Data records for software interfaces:
'''
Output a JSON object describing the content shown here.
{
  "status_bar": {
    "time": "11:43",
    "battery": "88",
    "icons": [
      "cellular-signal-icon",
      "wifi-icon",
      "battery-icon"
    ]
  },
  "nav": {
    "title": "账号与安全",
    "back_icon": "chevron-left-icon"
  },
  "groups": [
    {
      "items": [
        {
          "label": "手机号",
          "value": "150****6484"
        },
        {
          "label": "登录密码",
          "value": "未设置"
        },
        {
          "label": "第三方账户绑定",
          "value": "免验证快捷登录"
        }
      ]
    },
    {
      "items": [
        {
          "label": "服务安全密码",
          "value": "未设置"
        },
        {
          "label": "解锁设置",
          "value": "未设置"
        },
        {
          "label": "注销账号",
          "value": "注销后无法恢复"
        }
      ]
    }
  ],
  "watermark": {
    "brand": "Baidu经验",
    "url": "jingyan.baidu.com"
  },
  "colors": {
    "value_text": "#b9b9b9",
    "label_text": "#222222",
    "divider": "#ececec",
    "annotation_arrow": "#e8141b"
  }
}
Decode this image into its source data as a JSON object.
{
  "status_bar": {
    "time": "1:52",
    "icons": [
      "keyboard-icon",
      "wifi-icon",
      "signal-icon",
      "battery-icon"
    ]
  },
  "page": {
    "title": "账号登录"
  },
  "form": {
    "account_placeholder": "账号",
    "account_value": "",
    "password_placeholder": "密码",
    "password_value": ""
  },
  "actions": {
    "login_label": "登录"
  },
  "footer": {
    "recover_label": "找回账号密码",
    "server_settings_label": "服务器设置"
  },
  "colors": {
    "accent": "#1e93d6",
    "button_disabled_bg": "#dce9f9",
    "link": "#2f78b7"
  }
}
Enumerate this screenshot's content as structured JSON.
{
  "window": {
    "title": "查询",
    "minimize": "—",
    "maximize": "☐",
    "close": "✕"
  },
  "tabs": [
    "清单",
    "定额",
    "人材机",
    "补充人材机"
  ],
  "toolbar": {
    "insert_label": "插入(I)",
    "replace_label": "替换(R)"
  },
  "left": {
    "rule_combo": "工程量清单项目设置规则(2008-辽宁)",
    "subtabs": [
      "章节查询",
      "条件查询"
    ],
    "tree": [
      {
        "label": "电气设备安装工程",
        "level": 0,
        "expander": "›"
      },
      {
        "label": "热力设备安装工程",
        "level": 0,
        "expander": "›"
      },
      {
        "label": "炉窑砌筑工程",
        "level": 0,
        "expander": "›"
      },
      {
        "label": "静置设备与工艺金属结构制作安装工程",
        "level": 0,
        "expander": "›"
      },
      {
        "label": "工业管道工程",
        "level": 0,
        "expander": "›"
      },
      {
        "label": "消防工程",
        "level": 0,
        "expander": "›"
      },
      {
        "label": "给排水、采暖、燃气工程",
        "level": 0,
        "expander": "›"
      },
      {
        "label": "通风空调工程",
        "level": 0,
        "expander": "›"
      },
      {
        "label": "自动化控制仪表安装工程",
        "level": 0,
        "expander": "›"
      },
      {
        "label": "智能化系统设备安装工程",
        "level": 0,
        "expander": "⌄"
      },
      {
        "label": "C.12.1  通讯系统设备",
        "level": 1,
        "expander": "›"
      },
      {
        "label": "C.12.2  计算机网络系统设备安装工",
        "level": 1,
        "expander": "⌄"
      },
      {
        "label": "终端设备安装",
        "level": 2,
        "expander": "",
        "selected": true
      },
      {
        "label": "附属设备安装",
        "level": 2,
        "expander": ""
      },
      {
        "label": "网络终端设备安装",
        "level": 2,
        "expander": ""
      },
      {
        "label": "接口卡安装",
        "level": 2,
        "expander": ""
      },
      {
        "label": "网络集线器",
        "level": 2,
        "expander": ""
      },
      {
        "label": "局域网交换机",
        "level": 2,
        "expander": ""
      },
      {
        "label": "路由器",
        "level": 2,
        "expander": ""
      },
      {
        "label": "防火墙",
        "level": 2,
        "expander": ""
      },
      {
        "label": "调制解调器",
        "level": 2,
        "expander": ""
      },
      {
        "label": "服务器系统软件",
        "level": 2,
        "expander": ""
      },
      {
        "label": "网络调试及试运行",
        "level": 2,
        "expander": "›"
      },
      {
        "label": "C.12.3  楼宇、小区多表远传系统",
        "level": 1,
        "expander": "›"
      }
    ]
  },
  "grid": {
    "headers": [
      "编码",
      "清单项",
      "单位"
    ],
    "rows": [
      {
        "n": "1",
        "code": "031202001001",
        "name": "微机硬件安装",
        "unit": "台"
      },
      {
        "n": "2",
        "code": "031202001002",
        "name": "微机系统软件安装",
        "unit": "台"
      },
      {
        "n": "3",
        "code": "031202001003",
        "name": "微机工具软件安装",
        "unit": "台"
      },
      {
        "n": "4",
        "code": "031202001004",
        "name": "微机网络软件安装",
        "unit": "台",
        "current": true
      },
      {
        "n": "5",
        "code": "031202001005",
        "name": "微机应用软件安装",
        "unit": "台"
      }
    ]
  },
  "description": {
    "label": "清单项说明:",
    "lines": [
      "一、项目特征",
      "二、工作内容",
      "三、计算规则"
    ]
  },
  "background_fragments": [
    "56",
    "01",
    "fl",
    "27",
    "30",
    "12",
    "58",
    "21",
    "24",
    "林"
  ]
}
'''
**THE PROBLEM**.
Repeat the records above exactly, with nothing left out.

**COMPLETED TASK**.
Output a JSON object describing the content shown here.
{
  "status_bar": {
    "time": "11:43",
    "battery": "88",
    "icons": [
      "cellular-signal-icon",
      "wifi-icon",
      "battery-icon"
    ]
  },
  "nav": {
    "title": "账号与安全",
    "back_icon": "chevron-left-icon"
  },
  "groups": [
    {
      "items": [
        {
          "label": "手机号",
          "value": "150****6484"
        },
        {
          "label": "登录密码",
          "value": "未设置"
        },
        {
          "label": "第三方账户绑定",
          "value": "免验证快捷登录"
        }
      ]
    },
    {
      "items": [
        {
          "label": "服务安全密码",
          "value": "未设置"
        },
        {
          "label": "解锁设置",
          "value": "未设置"
        },
        {
          "label": "注销账号",
          "value": "注销后无法恢复"
        }
      ]
    }
  ],
  "watermark": {
    "brand": "Baidu经验",
    "url": "jingyan.baidu.com"
  },
  "colors": {
    "value_text": "#b9b9b9",
    "label_text": "#222222",
    "divider": "#ececec",
    "annotation_arrow": "#e8141b"
  }
}
Decode this image into its source data as a JSON object.
{
  "status_bar": {
    "time": "1:52",
    "icons": [
      "keyboard-icon",
      "wifi-icon",
      "signal-icon",
      "battery-icon"
    ]
  },
  "page": {
    "title": "账号登录"
  },
  "form": {
    "account_placeholder": "账号",
    "account_value": "",
    "password_placeholder": "密码",
    "password_value": ""
  },
  "actions": {
    "login_label": "登录"
  },
  "footer": {
    "recover_label": "找回账号密码",
    "server_settings_label": "服务器设置"
  },
  "colors": {
    "accent": "#1e93d6",
    "button_disabled_bg": "#dce9f9",
    "link": "#2f78b7"
  }
}
Enumerate this screenshot's content as structured JSON.
{
  "window": {
    "title": "查询",
    "minimize": "—",
    "maximize": "☐",
    "close": "✕"
  },
  "tabs": [
    "清单",
    "定额",
    "人材机",
    "补充人材机"
  ],
  "toolbar": {
    "insert_label": "插入(I)",
    "replace_label": "替换(R)"
  },
  "left": {
    "rule_combo": "工程量清单项目设置规则(2008-辽宁)",
    "subtabs": [
      "章节查询",
      "条件查询"
    ],
    "tree": [
      {
        "label": "电气设备安装工程",
        "level": 0,
        "expander": "›"
      },
      {
        "label": "热力设备安装工程",
        "level": 0,
        "expander": "›"
      },
      {
        "label": "炉窑砌筑工程",
        "level": 0,
        "expander": "›"
      },
      {
        "label": "静置设备与工艺金属结构制作安装工程",
        "level": 0,
        "expander": "›"
      },
      {
        "label": "工业管道工程",
        "level": 0,
        "expander": "›"
      },
      {
        "label": "消防工程",
        "level": 0,
        "expander": "›"
      },
      {
        "label": "给排水、采暖、燃气工程",
        "level": 0,
        "expander": "›"
      },
      {
        "label": "通风空调工程",
        "level": 0,
        "expander": "›"
      },
      {
        "label": "自动化控制仪表安装工程",
        "level": 0,
        "expander": "›"
      },
      {
        "label": "智能化系统设备安装工程",
        "level": 0,
        "expander": "⌄"
      },
      {
        "label": "C.12.1  通讯系统设备",
        "level": 1,
        "expander": "›"
      },
      {
        "label": "C.12.2  计算机网络系统设备安装工",
        "level": 1,
        "expander": "⌄"
      },
      {
        "label": "终端设备安装",
        "level": 2,
        "expander": "",
        "selected": true
      },
      {
        "label": "附属设备安装",
        "level": 2,
        "expander": ""
      },
      {
        "label": "网络终端设备安装",
        "level": 2,
        "expander": ""
      },
      {
        "label": "接口卡安装",
        "level": 2,
        "expander": ""
      },
      {
        "label": "网络集线器",
        "level": 2,
        "expander": ""
      },
      {
        "label": "局域网交换机",
        "level": 2,
        "expander": ""
      },
      {
        "label": "路由器",
        "level": 2,
        "expander": ""
      },
      {
        "label": "防火墙",
        "level": 2,
        "expander": ""
      },
      {
        "label": "调制解调器",
        "level": 2,
        "expander": ""
      },
      {
        "label": "服务器系统软件",
        "level": 2,
        "expander": ""
      },
      {
        "label": "网络调试及试运行",
        "level": 2,
        "expander": "›"
      },
      {
        "label": "C.12.3  楼宇、小区多表远传系统",
        "level": 1,
        "expander": "›"
      }
    ]
  },
  "grid": {
    "headers": [
      "编码",
      "清单项",
      "单位"
    ],
    "rows": [
      {
        "n": "1",
        "code": "031202001001",
        "name": "微机硬件安装",
        "unit": "台"
      },
      {
        "n": "2",
        "code": "031202001002",
        "name": "微机系统软件安装",
        "unit": "台"
      },
      {
        "n": "3",
        "code": "031202001003",
        "name": "微机工具软件安装",
        "unit": "台"
      },
      {
        "n": "4",
        "code": "031202001004",
        "name": "微机网络软件安装",
        "unit": "台",
        "current": true
      },
      {
        "n": "5",
        "code": "031202001005",
        "name": "微机应用软件安装",
        "unit": "台"
      }
    ]
  },
  "description": {
    "label": "清单项说明:",
    "lines": [
      "一、项目特征",
      "二、工作内容",
      "三、计算规则"
    ]
  },
  "background_fragments": [
    "56",
    "01",
    "fl",
    "27",
    "30",
    "12",
    "58",
    "21",
    "24",
    "林"
  ]
}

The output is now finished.